=== Task goal ===
Copy each line of the records that contains the word "text".

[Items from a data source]
■ ■ ■ ■ ■

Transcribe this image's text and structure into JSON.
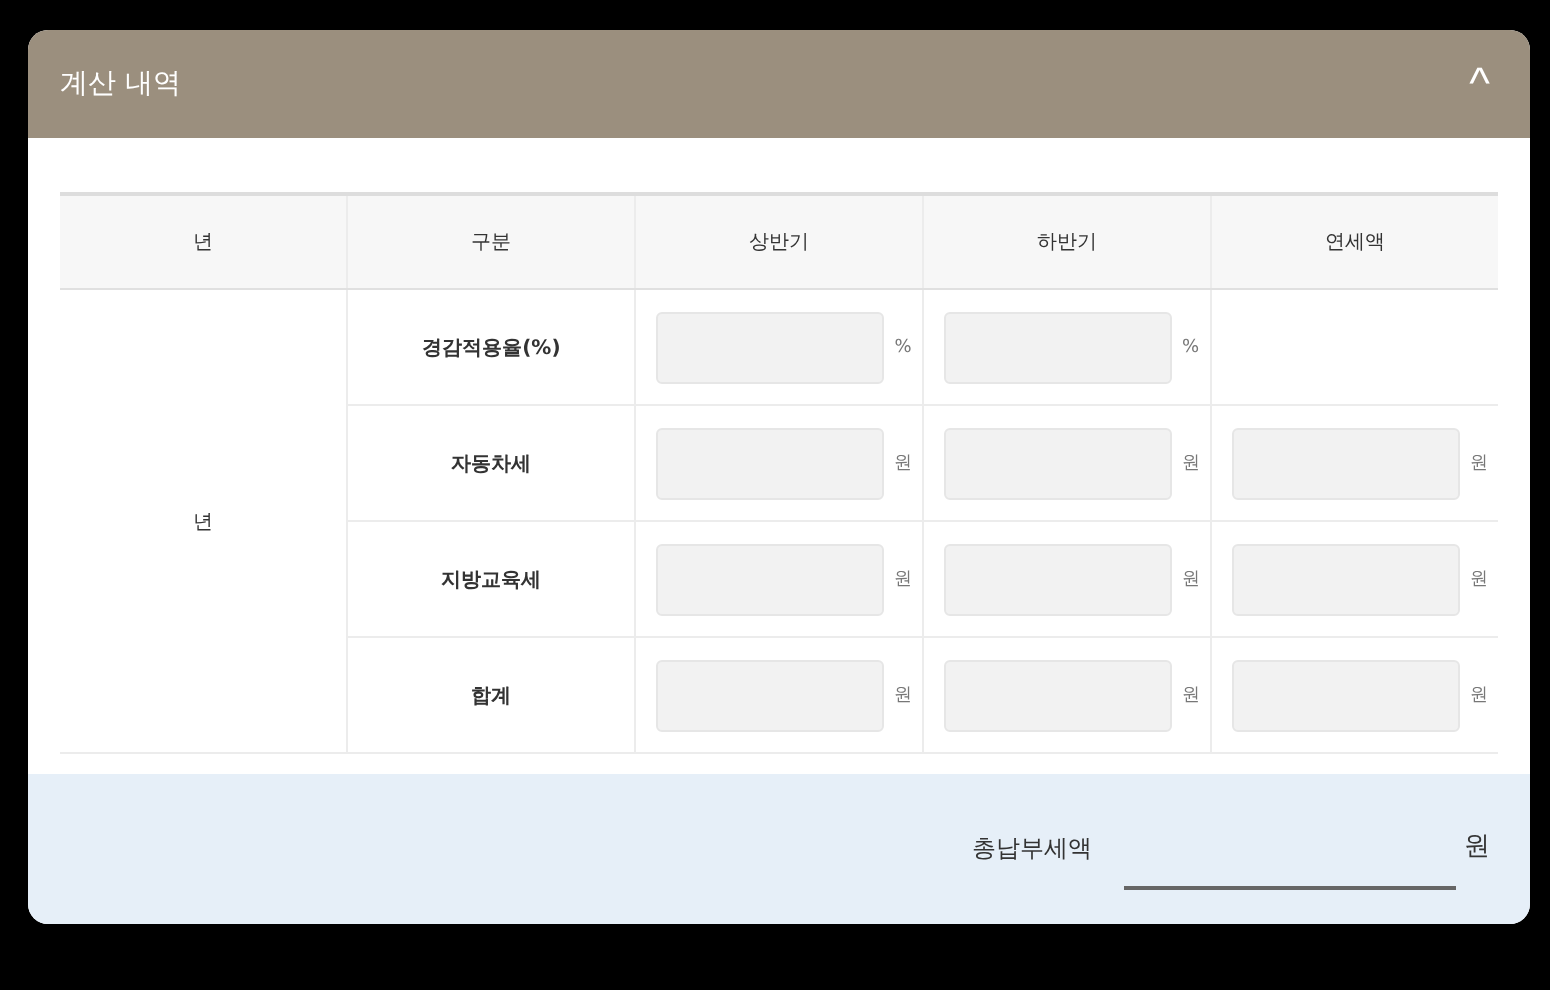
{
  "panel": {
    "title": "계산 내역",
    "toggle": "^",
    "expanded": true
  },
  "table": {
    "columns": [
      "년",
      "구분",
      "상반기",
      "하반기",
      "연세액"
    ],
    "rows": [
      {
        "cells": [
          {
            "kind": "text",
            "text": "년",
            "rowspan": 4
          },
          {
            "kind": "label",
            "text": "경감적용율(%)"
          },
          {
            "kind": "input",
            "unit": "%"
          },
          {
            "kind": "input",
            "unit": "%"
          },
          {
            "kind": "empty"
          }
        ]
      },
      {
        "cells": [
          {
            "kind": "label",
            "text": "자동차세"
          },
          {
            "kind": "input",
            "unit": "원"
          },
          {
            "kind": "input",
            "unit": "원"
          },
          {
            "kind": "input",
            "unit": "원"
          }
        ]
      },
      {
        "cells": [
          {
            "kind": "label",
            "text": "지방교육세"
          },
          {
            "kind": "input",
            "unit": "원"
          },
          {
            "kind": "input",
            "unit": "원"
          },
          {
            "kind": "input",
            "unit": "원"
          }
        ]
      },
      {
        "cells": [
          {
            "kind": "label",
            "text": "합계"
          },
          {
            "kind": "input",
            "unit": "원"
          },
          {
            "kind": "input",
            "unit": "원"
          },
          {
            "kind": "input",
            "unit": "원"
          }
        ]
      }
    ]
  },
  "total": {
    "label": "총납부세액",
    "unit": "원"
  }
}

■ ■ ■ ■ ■

=== Finished exercise ===
Transcribe this image's text and structure into JSON.
            "kind": "text",
            "text": "년",
            "text": "경감적용율(%)"
            "text": "자동차세"
            "text": "지방교육세"
            "text": "합계"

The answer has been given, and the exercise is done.